What device are you using in this setting?
Goedicke-Fritz: We use the Cyranose 320, which is used by the US military to detect the presence of explosives. The device comprises 32 individual polymer sensors, which are activated in varying degrees once they are exposed to VOCs. This creates distinct aroma-signature patterns. These are visualized as so-called "smellprints" in 3D graphical representation.
Is the device being used for medical applications?
Goedicke-Fritz: The device is not yet established as a medical device, though it is already being tested for lung cancer detection. We are currently testing it pertaining to amnionitis. However, we are still in a testing phase as this is essentially artificial intelligence that needs lots of data to train and learn.
Our objective is to teach the device to detect the smellprint for COVID-19.
Is your plan to use the device primarily to screen children for the disease?
Goedicke-Fritz: We work at the Department of General Pediatrics, which means we primarily deal with children. A key issue is that there are age limits as it relates to COVID-19 vaccines for children and transmission tends to occur in schools. What's more, rapid COVID tests are simply too uncomfortable for children, especially for little ones, which is why our efforts focus on this group.
Having said that, we also factor adults into this setting and collaborate with pulmonary critical care.
Your project received funding from the Else Kröner-Fresenius Foundation in November 2021. What are your next steps?

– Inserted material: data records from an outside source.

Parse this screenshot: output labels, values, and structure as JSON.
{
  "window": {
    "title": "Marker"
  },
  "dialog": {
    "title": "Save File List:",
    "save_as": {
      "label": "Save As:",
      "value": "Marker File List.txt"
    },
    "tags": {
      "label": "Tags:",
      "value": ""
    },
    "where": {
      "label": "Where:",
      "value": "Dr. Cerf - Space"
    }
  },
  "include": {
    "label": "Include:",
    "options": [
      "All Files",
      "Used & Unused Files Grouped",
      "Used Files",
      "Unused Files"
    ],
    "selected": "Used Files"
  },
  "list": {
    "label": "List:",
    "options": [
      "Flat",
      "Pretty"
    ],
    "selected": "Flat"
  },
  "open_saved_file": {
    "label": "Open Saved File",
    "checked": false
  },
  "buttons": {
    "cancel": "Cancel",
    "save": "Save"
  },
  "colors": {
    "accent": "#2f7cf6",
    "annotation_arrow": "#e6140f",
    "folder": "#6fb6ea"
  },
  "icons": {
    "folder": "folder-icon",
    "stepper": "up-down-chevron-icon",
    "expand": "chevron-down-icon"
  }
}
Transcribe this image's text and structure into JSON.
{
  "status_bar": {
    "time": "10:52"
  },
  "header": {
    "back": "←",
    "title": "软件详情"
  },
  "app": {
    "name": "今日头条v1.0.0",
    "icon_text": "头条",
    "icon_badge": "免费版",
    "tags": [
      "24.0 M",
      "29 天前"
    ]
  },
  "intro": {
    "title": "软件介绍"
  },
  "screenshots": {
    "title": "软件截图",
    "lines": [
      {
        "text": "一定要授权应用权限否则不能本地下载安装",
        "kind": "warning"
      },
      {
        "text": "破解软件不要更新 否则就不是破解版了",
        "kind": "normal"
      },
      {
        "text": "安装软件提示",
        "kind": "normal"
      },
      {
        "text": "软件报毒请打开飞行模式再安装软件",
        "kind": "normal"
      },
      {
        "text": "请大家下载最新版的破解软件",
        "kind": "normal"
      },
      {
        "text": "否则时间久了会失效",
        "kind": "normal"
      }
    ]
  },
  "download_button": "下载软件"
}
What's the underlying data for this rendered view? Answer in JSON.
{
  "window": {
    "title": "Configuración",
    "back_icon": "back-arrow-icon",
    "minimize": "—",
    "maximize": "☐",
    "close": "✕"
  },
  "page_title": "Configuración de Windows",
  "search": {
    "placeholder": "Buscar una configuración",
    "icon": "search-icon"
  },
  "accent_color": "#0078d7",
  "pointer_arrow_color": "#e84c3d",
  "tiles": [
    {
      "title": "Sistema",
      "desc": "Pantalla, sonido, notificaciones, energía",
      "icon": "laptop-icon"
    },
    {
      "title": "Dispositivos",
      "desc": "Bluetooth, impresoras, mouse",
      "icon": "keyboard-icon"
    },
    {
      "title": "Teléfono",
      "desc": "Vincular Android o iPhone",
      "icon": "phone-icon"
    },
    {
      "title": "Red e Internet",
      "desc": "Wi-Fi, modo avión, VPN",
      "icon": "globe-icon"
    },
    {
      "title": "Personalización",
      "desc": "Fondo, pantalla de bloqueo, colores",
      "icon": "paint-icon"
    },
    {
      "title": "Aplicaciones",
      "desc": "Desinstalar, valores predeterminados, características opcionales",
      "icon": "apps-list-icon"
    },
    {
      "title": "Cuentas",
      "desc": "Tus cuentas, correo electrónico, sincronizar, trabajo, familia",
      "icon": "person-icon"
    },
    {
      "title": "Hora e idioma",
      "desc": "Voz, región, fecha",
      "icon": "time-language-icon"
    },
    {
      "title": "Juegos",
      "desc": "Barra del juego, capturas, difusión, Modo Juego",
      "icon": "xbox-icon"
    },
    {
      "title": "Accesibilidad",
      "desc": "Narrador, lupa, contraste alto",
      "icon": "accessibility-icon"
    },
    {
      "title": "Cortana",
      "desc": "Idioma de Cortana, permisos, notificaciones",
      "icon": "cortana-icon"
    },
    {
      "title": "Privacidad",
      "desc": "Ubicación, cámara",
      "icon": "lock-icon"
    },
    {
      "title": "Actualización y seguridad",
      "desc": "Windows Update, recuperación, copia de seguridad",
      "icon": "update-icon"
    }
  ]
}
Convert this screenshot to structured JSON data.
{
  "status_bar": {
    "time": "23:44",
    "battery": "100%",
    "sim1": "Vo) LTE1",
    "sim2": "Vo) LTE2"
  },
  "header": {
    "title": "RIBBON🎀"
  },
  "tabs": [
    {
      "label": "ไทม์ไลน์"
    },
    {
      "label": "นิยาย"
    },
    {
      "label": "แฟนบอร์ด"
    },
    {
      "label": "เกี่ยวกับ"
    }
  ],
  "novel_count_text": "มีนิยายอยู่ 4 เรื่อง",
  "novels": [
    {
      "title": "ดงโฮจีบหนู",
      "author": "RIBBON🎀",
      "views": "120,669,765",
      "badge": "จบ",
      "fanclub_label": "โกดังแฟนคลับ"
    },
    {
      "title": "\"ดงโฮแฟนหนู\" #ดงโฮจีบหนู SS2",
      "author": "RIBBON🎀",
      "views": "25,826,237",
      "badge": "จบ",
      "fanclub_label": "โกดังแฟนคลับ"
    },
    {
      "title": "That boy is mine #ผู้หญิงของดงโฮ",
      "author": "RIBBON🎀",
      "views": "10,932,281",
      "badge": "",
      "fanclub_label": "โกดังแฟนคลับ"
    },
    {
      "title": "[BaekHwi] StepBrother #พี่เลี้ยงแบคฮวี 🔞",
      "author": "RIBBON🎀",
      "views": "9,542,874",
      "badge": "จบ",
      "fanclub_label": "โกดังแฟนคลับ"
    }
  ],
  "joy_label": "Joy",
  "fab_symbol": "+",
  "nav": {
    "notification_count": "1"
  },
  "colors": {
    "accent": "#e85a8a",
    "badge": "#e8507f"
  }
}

Goedicke-Fritz: We have already submitted our application for the study to the ethics committee. Our goal is to start the measurement process on children in January. All told, we want to include 250 patients to facilitate solid data collection. In the summer, but no later than the end of 2022, we aim to implement the software improvements. Project completion should be in two years.